### [Task objective]
Please filter the data below down to the lines holding the string "JSON".

### [Dataset entries]

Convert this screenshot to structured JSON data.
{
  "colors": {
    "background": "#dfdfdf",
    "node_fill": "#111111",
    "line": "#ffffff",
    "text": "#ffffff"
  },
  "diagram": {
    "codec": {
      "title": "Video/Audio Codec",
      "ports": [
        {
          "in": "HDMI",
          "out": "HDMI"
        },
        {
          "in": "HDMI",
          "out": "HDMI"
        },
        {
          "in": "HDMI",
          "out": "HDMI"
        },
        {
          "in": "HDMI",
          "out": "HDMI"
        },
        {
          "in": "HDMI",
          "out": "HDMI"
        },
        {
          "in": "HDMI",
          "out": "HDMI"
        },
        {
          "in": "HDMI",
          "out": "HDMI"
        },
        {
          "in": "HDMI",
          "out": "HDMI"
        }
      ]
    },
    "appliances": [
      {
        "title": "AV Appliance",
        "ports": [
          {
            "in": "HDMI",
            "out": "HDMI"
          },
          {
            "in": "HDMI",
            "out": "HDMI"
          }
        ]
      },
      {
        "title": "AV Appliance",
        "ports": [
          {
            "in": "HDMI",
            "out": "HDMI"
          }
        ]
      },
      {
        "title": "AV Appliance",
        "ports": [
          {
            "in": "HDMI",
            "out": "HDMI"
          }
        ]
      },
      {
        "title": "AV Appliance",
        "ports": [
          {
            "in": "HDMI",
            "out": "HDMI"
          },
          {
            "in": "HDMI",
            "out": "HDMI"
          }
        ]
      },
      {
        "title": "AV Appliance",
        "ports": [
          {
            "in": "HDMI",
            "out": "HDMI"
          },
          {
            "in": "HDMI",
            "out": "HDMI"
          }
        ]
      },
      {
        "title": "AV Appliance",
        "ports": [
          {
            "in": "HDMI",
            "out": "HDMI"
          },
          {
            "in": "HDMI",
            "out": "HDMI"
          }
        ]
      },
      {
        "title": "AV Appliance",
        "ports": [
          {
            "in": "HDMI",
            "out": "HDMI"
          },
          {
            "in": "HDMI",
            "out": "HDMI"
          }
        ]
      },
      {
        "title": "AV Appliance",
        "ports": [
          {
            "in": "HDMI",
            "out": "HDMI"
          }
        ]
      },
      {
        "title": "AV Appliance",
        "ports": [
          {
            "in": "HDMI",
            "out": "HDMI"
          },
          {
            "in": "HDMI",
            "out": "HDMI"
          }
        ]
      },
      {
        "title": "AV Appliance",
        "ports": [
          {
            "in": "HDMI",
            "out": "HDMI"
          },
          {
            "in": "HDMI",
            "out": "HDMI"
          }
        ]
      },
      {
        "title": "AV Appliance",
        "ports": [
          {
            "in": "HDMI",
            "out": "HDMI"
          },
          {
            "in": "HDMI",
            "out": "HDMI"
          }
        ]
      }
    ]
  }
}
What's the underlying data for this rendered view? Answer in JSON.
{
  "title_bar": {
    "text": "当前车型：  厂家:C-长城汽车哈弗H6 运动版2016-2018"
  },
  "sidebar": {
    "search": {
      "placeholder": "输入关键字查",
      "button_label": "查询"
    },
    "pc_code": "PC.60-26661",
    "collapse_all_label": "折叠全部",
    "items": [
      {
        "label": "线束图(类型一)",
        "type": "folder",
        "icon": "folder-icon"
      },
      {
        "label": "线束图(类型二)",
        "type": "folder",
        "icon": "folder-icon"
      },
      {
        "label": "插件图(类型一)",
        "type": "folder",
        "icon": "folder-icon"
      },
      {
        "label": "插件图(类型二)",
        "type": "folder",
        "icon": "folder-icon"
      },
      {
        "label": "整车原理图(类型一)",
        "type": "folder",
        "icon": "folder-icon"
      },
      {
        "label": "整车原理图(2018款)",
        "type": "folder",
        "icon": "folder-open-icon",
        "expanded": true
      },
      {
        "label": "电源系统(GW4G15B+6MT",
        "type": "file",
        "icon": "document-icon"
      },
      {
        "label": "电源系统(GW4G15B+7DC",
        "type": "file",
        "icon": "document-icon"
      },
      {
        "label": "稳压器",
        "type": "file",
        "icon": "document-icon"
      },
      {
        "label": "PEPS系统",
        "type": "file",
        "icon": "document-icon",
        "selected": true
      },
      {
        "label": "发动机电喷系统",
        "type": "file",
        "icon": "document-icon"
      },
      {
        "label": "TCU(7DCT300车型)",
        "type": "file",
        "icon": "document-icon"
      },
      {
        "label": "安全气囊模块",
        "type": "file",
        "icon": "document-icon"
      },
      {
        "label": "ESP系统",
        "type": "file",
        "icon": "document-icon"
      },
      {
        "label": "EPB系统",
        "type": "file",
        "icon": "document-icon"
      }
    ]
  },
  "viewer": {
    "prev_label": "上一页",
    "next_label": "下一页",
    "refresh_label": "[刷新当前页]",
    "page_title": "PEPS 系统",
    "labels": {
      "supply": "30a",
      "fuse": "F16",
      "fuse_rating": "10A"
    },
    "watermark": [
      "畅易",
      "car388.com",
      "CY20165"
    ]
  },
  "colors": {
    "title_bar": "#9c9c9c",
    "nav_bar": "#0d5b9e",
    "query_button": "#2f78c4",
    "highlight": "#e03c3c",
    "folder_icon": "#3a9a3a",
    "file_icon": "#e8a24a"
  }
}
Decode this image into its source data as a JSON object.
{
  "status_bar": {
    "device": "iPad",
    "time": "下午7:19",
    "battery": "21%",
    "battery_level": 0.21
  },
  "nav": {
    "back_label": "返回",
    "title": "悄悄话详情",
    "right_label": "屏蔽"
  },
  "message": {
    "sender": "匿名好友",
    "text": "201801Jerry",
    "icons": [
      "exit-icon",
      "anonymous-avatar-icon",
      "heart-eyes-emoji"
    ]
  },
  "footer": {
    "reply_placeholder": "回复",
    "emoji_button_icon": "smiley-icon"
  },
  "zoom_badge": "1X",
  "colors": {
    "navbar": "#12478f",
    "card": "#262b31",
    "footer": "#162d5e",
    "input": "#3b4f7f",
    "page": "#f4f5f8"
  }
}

### [Exercise answer]
Convert this screenshot to structured JSON data.
What's the underlying data for this rendered view? Answer in JSON.
Decode this image into its source data as a JSON object.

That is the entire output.